Policies and Procedures
The policies and procedures section is required by my department. You will likely have similar language that you’ll be required to include, as well. I won’t dwell on this section, but notice the attendance policy of the first-year composition department. More than four absences and the student is automatically dropped from the course. Sounds harsh, but I love it. No attendance problems in my classes. I wish every school did this.
If your college does not have a strict attendance policy, consider developing one of your own. More than four absences and the student earns a zero in participation would be a good place to start. Unfortunately, attendance is a big problem now, so plan accordingly.

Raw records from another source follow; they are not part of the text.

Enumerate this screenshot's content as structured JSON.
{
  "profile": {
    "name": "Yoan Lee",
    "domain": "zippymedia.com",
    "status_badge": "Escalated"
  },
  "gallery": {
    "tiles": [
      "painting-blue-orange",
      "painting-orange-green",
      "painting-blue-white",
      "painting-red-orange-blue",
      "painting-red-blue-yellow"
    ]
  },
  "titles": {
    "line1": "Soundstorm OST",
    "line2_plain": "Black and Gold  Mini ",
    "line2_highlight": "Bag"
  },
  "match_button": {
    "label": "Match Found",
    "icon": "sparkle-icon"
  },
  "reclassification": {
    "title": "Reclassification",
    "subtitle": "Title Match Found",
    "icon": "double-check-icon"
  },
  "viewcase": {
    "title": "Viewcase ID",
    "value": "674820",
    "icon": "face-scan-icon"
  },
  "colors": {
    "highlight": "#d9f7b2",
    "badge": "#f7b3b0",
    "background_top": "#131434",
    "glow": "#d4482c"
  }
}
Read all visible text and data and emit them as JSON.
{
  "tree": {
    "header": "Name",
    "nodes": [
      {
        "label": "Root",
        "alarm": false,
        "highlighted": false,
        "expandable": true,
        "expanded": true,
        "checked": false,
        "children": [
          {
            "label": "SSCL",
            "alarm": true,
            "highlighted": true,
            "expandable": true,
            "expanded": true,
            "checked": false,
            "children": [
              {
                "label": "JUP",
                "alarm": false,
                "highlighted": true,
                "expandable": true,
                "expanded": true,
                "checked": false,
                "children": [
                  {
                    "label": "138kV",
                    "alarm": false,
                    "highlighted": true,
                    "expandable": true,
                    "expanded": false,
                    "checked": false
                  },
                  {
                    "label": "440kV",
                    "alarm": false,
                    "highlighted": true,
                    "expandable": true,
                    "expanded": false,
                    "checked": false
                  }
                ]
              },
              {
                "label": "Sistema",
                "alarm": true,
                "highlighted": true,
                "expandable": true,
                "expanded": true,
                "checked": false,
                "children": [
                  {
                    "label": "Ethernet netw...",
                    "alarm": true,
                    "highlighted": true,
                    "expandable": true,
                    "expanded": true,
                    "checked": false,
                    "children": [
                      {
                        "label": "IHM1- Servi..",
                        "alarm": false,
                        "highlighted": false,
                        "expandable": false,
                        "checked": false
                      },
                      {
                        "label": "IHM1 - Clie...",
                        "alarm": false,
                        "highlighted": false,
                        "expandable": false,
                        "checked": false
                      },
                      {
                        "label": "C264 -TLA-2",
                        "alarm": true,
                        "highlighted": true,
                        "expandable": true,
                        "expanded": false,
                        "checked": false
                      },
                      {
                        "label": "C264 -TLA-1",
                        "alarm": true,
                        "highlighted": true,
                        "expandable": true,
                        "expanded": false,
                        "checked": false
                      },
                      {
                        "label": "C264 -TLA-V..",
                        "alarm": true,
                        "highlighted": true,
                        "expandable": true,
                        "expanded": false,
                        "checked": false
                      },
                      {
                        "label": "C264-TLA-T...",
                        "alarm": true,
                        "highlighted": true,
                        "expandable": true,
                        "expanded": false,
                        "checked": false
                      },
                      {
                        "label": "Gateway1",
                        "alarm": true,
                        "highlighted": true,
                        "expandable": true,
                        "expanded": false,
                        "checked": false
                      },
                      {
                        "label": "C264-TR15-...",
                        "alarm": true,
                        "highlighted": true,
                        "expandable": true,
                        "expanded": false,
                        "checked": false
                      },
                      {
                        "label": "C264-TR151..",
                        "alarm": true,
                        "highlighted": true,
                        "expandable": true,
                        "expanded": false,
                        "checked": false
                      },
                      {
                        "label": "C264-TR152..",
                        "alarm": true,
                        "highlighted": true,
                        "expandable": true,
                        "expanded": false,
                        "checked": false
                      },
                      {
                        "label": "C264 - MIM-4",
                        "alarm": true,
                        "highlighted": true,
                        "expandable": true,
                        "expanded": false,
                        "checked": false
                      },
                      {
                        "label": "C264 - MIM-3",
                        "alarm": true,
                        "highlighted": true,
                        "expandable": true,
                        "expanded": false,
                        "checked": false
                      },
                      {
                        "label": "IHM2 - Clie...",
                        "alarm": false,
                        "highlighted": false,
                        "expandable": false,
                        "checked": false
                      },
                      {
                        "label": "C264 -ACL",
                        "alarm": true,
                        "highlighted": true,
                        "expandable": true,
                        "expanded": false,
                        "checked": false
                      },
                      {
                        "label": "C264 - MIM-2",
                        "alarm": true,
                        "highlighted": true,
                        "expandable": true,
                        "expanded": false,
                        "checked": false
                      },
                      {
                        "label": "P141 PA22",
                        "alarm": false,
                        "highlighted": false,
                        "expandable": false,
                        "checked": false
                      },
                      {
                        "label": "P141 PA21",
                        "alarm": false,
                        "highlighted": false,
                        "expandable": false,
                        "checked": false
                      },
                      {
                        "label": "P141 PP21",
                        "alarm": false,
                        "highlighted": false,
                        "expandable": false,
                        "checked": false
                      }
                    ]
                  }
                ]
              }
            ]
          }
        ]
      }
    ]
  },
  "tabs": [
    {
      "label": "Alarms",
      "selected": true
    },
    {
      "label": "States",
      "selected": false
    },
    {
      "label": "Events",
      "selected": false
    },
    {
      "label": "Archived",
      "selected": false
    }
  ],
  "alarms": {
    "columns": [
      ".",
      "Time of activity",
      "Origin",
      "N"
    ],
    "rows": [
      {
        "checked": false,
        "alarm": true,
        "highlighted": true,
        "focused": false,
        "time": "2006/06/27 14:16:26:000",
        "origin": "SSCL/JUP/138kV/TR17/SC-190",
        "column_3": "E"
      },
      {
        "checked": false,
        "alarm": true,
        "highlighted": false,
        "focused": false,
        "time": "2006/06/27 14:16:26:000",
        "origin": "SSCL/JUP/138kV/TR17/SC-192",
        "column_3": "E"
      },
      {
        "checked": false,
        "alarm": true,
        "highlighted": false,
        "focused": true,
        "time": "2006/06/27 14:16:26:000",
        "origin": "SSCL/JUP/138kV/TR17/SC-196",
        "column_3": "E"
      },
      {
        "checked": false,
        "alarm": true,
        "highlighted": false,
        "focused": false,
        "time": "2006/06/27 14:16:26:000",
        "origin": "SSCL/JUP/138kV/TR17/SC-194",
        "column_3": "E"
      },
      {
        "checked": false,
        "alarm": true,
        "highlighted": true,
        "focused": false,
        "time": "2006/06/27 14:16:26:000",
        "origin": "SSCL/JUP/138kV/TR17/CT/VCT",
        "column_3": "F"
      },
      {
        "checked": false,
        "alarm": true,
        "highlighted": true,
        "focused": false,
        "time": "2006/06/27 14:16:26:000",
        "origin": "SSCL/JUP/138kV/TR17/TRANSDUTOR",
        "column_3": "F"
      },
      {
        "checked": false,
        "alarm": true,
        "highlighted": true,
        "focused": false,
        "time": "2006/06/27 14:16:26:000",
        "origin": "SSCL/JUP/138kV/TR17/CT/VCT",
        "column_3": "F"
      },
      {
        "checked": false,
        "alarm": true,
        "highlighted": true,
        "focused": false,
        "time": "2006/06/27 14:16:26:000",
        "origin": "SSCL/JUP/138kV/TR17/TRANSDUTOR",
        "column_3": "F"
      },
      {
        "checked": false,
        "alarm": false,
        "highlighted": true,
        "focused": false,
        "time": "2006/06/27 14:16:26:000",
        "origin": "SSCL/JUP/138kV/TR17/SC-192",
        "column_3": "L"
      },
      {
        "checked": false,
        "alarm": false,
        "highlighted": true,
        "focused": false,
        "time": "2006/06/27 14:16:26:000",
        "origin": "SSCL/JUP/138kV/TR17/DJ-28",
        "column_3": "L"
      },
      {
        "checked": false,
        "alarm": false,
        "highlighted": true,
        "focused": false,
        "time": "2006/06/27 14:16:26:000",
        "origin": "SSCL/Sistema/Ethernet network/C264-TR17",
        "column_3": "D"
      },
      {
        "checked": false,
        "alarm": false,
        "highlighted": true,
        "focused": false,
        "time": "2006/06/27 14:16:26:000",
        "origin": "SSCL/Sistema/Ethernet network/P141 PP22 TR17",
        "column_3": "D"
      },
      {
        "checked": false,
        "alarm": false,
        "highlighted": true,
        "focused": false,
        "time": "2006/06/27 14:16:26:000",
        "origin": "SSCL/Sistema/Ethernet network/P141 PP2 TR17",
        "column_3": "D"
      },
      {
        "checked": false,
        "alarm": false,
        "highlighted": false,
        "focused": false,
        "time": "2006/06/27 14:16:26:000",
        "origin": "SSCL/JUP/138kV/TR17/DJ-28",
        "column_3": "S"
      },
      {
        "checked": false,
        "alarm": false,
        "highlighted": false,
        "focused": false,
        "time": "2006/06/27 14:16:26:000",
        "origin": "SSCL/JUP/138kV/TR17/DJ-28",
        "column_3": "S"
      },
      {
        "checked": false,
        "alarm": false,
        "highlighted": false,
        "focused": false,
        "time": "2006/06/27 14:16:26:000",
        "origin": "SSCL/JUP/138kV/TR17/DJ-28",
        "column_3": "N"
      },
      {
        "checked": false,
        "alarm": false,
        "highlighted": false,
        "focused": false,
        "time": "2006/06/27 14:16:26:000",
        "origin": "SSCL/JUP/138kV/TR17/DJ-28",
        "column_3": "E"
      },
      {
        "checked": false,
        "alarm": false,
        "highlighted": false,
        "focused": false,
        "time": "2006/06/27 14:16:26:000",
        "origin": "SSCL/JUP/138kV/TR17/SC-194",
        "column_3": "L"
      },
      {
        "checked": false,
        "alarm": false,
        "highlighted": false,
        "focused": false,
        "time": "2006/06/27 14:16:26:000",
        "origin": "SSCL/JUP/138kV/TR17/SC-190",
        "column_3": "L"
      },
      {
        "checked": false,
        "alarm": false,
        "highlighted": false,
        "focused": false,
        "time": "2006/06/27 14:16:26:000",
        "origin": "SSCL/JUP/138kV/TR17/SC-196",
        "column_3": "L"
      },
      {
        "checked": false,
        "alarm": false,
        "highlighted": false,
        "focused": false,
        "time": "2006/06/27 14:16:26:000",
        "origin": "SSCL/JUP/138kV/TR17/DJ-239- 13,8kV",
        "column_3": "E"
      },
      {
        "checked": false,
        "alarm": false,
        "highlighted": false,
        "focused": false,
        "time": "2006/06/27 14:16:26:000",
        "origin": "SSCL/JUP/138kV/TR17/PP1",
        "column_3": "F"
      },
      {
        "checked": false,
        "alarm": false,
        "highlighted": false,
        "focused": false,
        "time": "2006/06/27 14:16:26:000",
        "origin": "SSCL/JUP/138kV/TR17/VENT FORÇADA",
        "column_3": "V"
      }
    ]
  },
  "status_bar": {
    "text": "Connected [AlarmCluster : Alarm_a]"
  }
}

The fourth section of my freshman composition syllabus is the course schedule. Discussing this section requires it’s own article, so I’ll focus on that in my next piece.
These first three sections of my syllabus have evolved over time. I used trial and error to determine what works best and I weeded out unnecessary language or failed assignments. Your first few teaching years will undoubtedly include the same kind of culling. If they don’t, then you aren’t monitoring your process well enough. In order to grow as teachers, we need to continually try new things and cut those strategies that didn’t work so well.
A couple final things to consider as you prepare your first syllabus:
- Will you read the entire syllabus on the first day? I strongly recommend that you do. That way no one can claim they weren’t aware of your attendance policy or the group work that you require. In a later chapter, I’ll focus more on things to do on the first day of class.
- Will you hand out a hard copy of the syllabus or will you go all digital? Personally, I like to give out one hard copy on the first day. This allows us to go over it as a class. Any duplicate copies or revised copies must be printed by the student or accessed online. I always keep a digital copy available to students for downloading (more on this later).
- How will you handle revisions to the syllabus? Chances are your course schedule will need to be updated later in the semester if you get behind or make changes based on student response. I usually go over revisions in class and then tell students to print a new copy of the revised syllabus on their own.
- Remember: Your syllabus is a work in progress. You will almost certainly revise it every semester. Do your best on this first one and make adjustments. Take notes in the margin during the semester so you remember what works and what doesn’t.
In the next article, we’ll discuss the fourth section of the syllabus: Creating a course schedule.